Post-Operative Instructions For Local Anesthetic

Dr Clint Rau

At Young Smiles we offer local anesthetic in Manitowoc, Wisconsin. Our dentists may use it to help your child remain comfortable while they are at our office. If your child has never experienced local anesthetic before they may have questions about it and there are things that you can do to make their recovery easier. We suggest that you review the information below before your child’s appointment with Dr. Clint Rau or Dr. Thao T. Nguyen. If you have questions please call Young Smiles at 920-652-1100 and speak with a member of our team.

Post-Operative Instructions For Local Anesthetic
When we use local anesthetic, we are doing it to protect your child from pain. People often call this being numb or using Novocain. We usually tell your child that their lip and tooth will be “asleep”.

We technically use a material called Lidocaine with epinephrine. The Lidocaine gives you a “numb” feeling. The epinephrine is a naturally occurring material in your body that makes the Lidocaine work better. The epinephrine can make your heart race for a short period of time.

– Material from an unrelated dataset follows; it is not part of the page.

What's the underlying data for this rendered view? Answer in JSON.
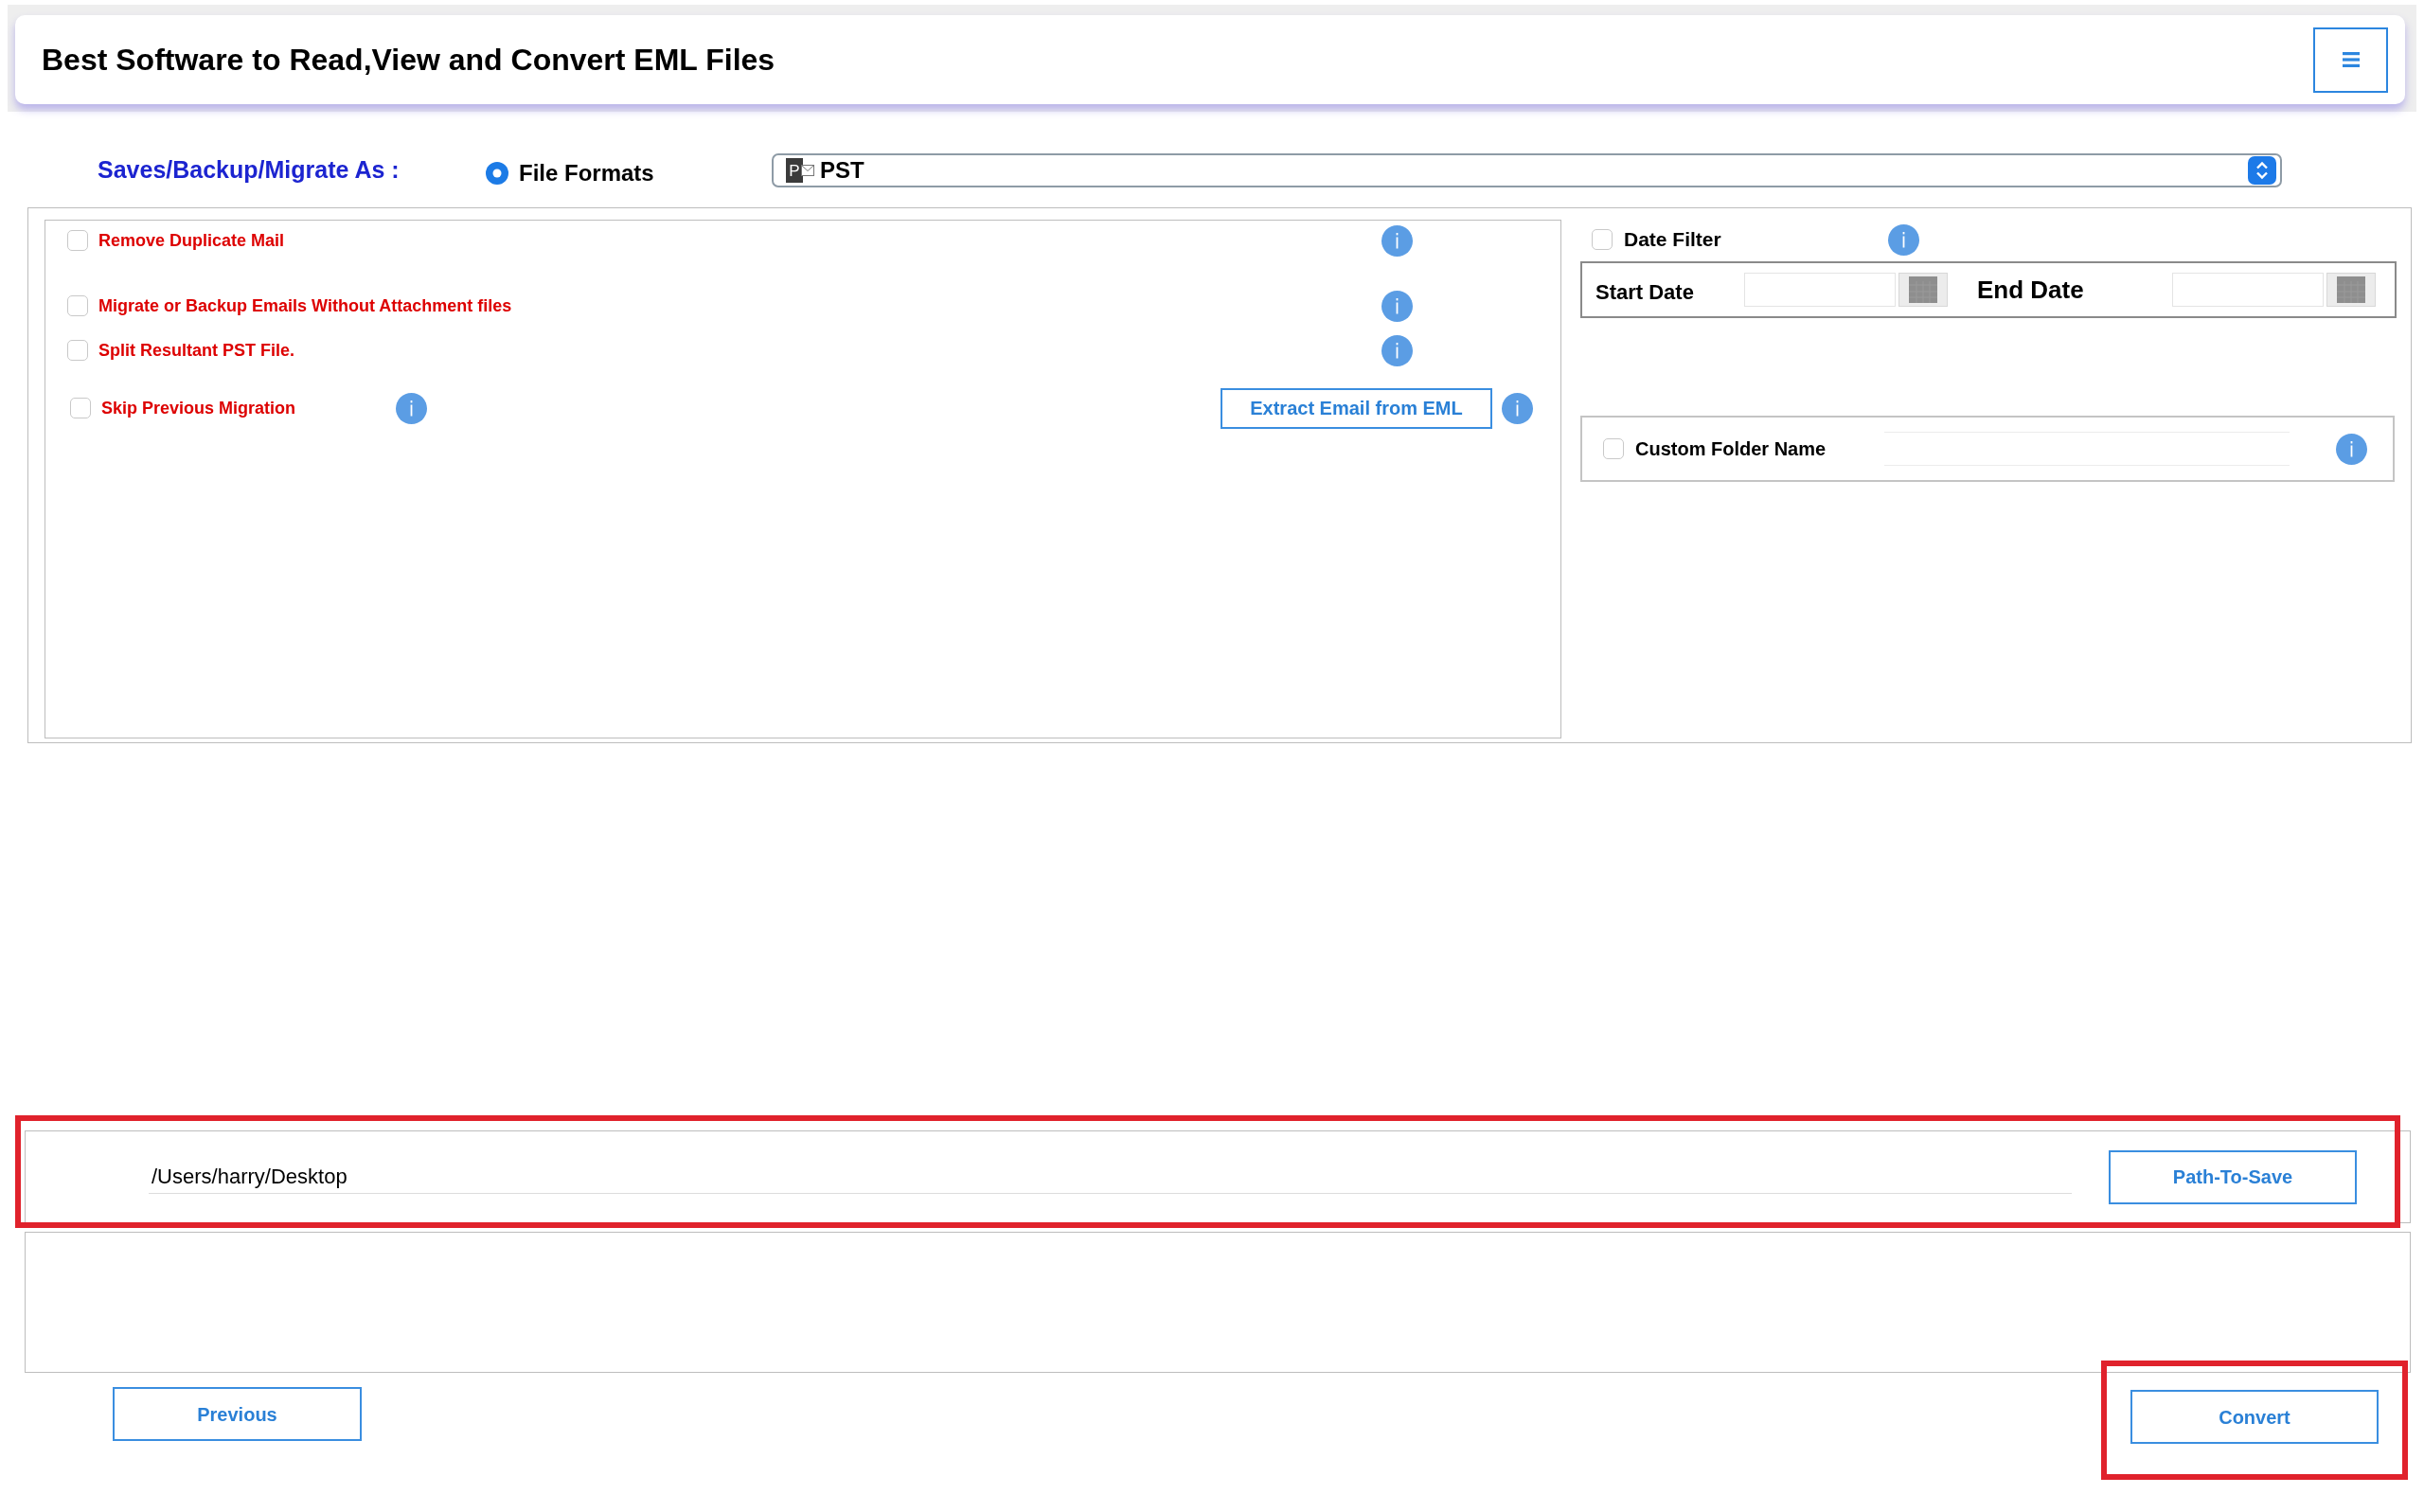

Most of the time, your child will do very well with the injection and the dental work. Afterwards, many complain that the area hurts or they do not like the feeling. This is normal. As a parent, we want you to help them understand that being numb, or having their tooth asleep, after dental work is normal. We call this normalizing the behavior. Please, tell them it is normal and that it will go away. If you have been numb before please, share your experience with your child to comfort them and let them know that the numb feeling will go away.

We will tell your child that it takes about 4-5 hours for the feeling to go away. We often tell younger children that it takes two full movies for the feeling to go away. This gives them a time frame that they understand better.

When your child is numb it is easy for them to damage the lip or skin near the numb feeling. It is important that your child is allowed to experience this and not be afraid of being numb, so we want them to touch it gently. We tell them that they can touch it gently with one finger and/or lick it all they want. However, they should not chew or suck on it. They should not scratch it or rub on it very hard.

Food is really important. Ideally, you will have fed your child before the appointment. If you did not, they can eat after the work is done. However, your child should not chew. So they may have applesauce, yogurt, pudding, soft serve ice cream (no cone), broth and other items that do not need to be chewed. Chewing will increase the risk that your child will cause trauma to their sleeping lip.

You may give Motrin® or Tylenol® as needed for perceived pain.

If your child does bite their lip, there will be a white/purple area on the inside of the lip and they will have a fat lip. This will heal up over time.

We want your child to have the best possible experience, so we use multiple techniques to get your child numb. We use a TV to distract your child from the experience. We use nitrous oxide to help your child to not care as much about discomfort. Dr Rau will also use other distraction techniques if he thinks it is necessary.

Dr Clint Rau